Belgium

I have mixed feelings about Belgium. I like it as a tourist. Living there is something else. I did both. As a tourist, Belgium is famous for its beers, food, and its picturesque cities. Forget about becoming a local as you will always be the foreigner. This may even apply to Belgians from other cities as each city has its own unique dialect which is often hard to understand.

Belgium is a forced marriage between a Dutch speaking north, a French speaking south, and a German speaking east. The 1st Belgian King, who initially refused, was forced to accept its throne. It also doesn’t help that the Belgian north is nationalistic and right-wing while its south is federalist and left-wing. From 1810 to at least 1910, this situation was the opposite of today.
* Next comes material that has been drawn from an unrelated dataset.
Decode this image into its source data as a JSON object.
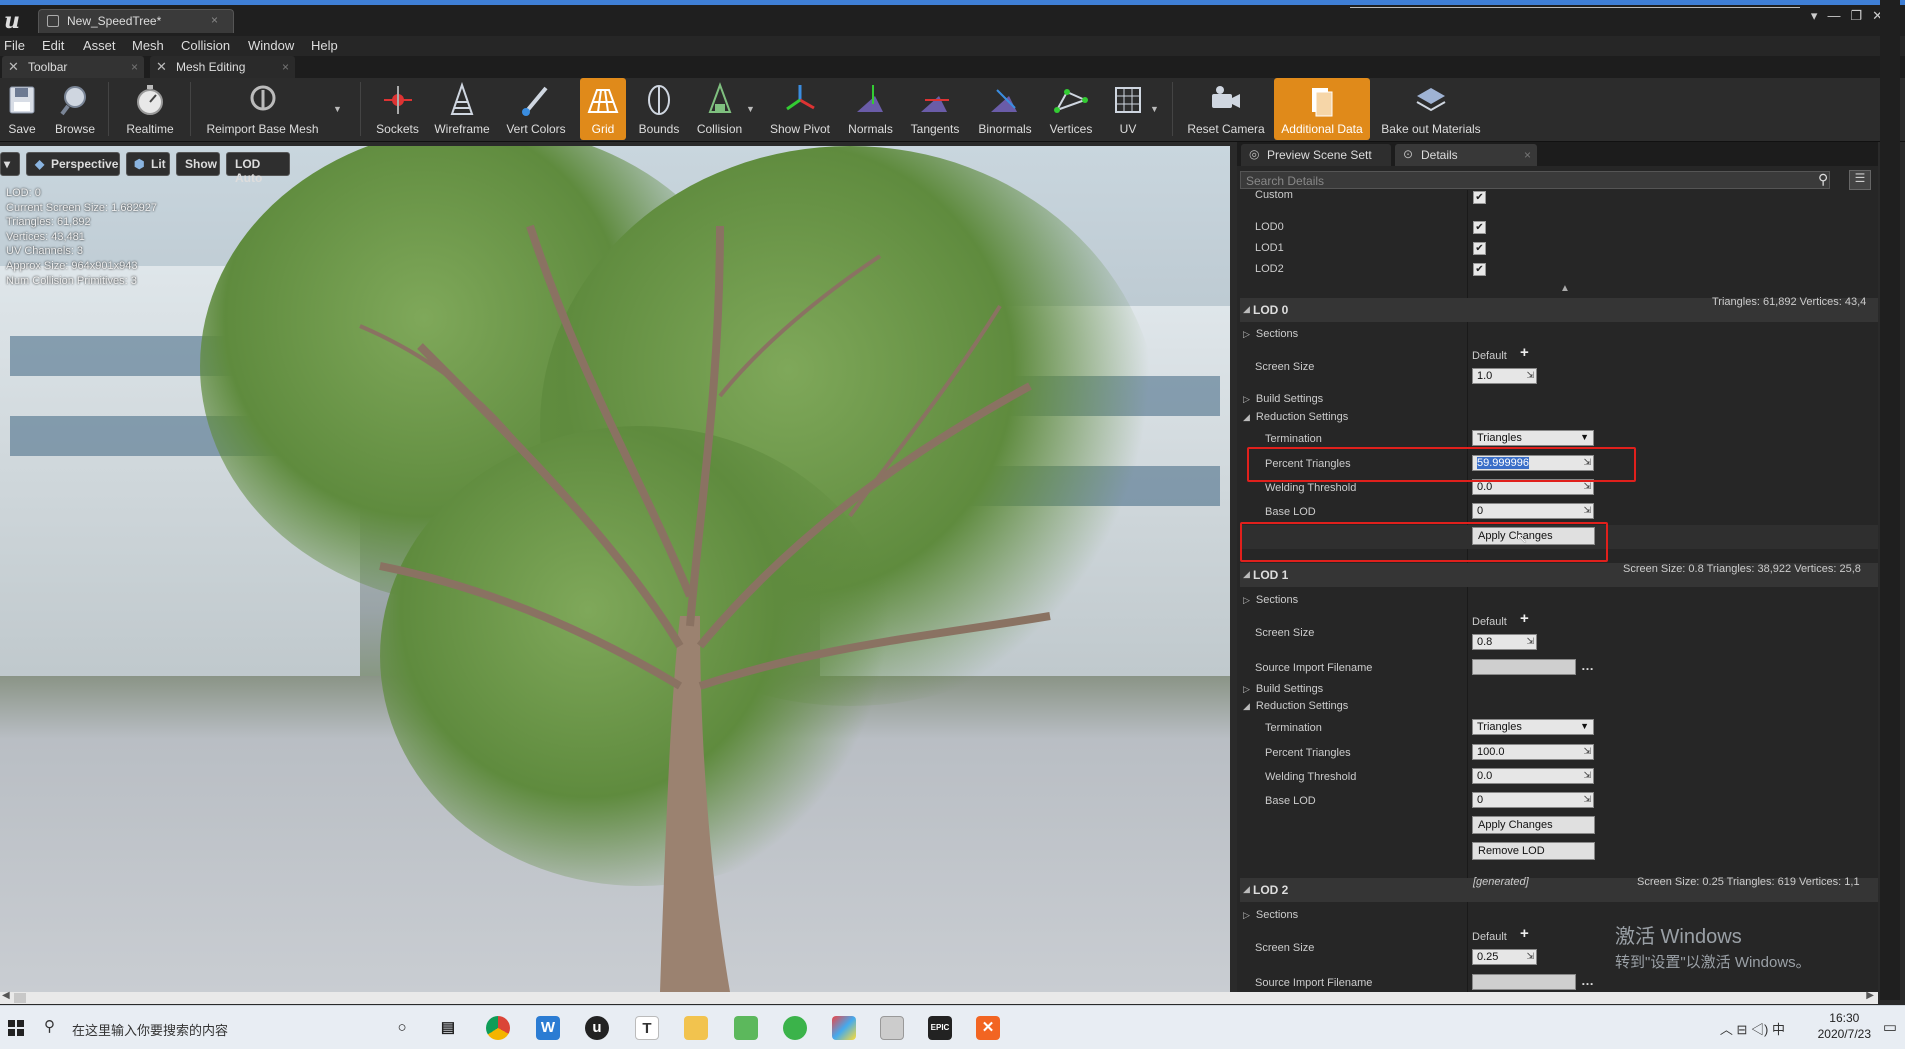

To some extent, this explains the underlying Belgian tensions.

I lived close to the city of Mechelen, which used to be the capital of the Netherlands well before the Belgian Revolution of 1830. The first 6 months I lived in a hotel which made me aware of the differences between 2 nations that appear to speak the same language. The hotel owner became a friend which is more remarkable than it appears. We still share some common dreams.

At the day of my departure, my neighbours finally talked to me. Contrary to what you might think, they expressed their regret to see me leave. This shows the level of difficulty in getting acquainted in Belgium. In the late afternoon, the Belgian window lockers come down and every home is disconnected from street life. In the Netherlands, nearly all street facing windows provide almost 24/7 access to what's going on inside.

One of my greatest Belgian compliments was at work: why do your Belgian colleagues accept you (being Dutch!) while they do not accept one of your fellow Belgian managers?? I was surprised by his surprise. It had never occurred to me how special I was, being Dutch. I considered myself part of the management team. The many bilateral meetings indeed told a different tale. Group meetings were no platform for discussion, unlike home.

Belgium hardly has any building instructions compared to Holland. They build anything anywhere and preferably close to highways. From a Dutch perspective, you will find beautiful villas in the worst areas. Their habit of using the 1st floor as a city car parking still bothers me.

Belgians prefer living in the same village where they were born and do not relocate for work. They will just drive more hours, on their badly maintained roads, and in their expensive new cars which are often paid in cash. Belgium is usually in the top of highest global taxes and also in the top of black economies. The Dutch are their exact opposite.

Belgium is a country of contradictions and in almost every way you can (not) imagine. Each day you will be surprised finding another anomaly compared to home. On the one hand, it’s a country of “laissez-faire, laissez-passer”. On the other hand, there's no country with more rules than Belgium. When you expect rules, they're absent. When you don't expect them, you'll be hit.

Fantastig toch (2007) by Eva de Roovere - artist, FBlyrics, video, Wiki-1, Wiki-2


Note: the song title may relate to fantastic and trouble (NL: lastig)